As almost anyone with a penchant for mutton and beer will tell you, one of the best things about living in Beijing, providing you don’t live right next to a stall (they can be quite smelly, and the lack of toilet facilities coupled with beer consumption of patrons can be problematic for neighbors), are chuanr, or kebabs. Mutton, chicken hearts and tendons, washed down with a bottle or two of Yanjing beer are, for me at least, pretty much indispensable to life in China’s capital city. But can this tell us anything about the business environment? Interestingly, for me at least, this came up in a recent conversation I had whilst patronizing my favored stall.
This must be one of the toughest markets to be in, and in many ways can be seen as representative of the competitive environment in undifferentiated markets, especially in China. Let us take, for example, a quick look at Porter’s Five Forces applied to this business model.

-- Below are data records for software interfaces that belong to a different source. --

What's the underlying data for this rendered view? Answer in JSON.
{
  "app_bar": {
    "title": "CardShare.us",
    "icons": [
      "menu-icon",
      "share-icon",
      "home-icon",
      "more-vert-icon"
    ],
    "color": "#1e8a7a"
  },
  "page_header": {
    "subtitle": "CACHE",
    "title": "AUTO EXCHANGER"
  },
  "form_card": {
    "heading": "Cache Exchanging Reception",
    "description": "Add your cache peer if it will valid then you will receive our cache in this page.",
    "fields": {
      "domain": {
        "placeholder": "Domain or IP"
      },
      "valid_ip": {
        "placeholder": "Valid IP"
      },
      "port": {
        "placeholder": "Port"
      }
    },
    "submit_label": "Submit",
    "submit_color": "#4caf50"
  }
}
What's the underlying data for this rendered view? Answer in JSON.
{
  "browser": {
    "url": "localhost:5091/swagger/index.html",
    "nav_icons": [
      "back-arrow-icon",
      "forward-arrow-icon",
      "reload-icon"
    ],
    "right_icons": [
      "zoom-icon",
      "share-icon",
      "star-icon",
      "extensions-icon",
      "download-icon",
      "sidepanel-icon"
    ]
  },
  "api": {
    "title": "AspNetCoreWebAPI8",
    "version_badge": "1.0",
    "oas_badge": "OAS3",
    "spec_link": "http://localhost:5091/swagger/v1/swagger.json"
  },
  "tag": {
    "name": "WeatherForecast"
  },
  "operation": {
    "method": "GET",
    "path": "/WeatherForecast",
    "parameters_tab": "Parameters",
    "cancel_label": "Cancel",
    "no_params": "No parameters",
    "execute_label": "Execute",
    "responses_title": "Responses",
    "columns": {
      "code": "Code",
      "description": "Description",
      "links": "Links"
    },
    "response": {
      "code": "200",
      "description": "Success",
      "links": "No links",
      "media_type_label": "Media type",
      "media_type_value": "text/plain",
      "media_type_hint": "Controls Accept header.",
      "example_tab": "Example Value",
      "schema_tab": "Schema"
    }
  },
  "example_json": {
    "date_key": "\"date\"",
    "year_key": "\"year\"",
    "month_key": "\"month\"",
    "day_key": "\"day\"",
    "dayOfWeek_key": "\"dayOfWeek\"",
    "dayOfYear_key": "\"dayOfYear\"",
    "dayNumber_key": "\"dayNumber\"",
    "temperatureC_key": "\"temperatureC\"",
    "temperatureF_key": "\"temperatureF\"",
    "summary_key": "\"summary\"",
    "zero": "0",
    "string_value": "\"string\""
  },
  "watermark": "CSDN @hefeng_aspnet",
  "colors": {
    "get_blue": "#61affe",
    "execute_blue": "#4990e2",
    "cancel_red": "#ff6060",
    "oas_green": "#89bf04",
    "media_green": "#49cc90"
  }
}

So what does this tell us? Many of the markets we look at in China, and elsewhere, exhibit some of these characteristics, particularly in the areas of new entrants, substitutes, and low levels of differentiation. There are, though, examples of companies growing or moving out of unattractive markets, and differentiating themselves from the competition in a seemingly commoditized market. Equally, there are some examples of differentiated product and service, and expansion in the chuanr business: Xiao Li, arguably the best producer on Yong An Li East Street, has an embryonic brand, recently added a few plastic stools and a table to complement his offering, and has doubled his workforce with the addition of his charming sister.
First of all – A Happy and Prosperous New Year to all our readers!
Although New Year is typically a time to look forward to new events and experiences, we thought we’d break with that convention somewhat in our first post of 2008, by having a quick review of the year just gone on The Market Research Blog. With that in mind, here’s a quick rundown of our most popular posts from 2007, just in case you’re a newcomer to our blog or if you simply missed something we posted in the last year:
From our point of view, 2007 was a big year of expansion for B2B International – especially in terms of getting our Asian office in China up and running as well as unprecedented growth at our central operations in the UK. Naturally, we’re hoping for bigger and better things in the year to come – and we wish you much the same.
We’ll get into the swing of things proper in the next few days with some more of our thoughts on market research, the universe and everything else!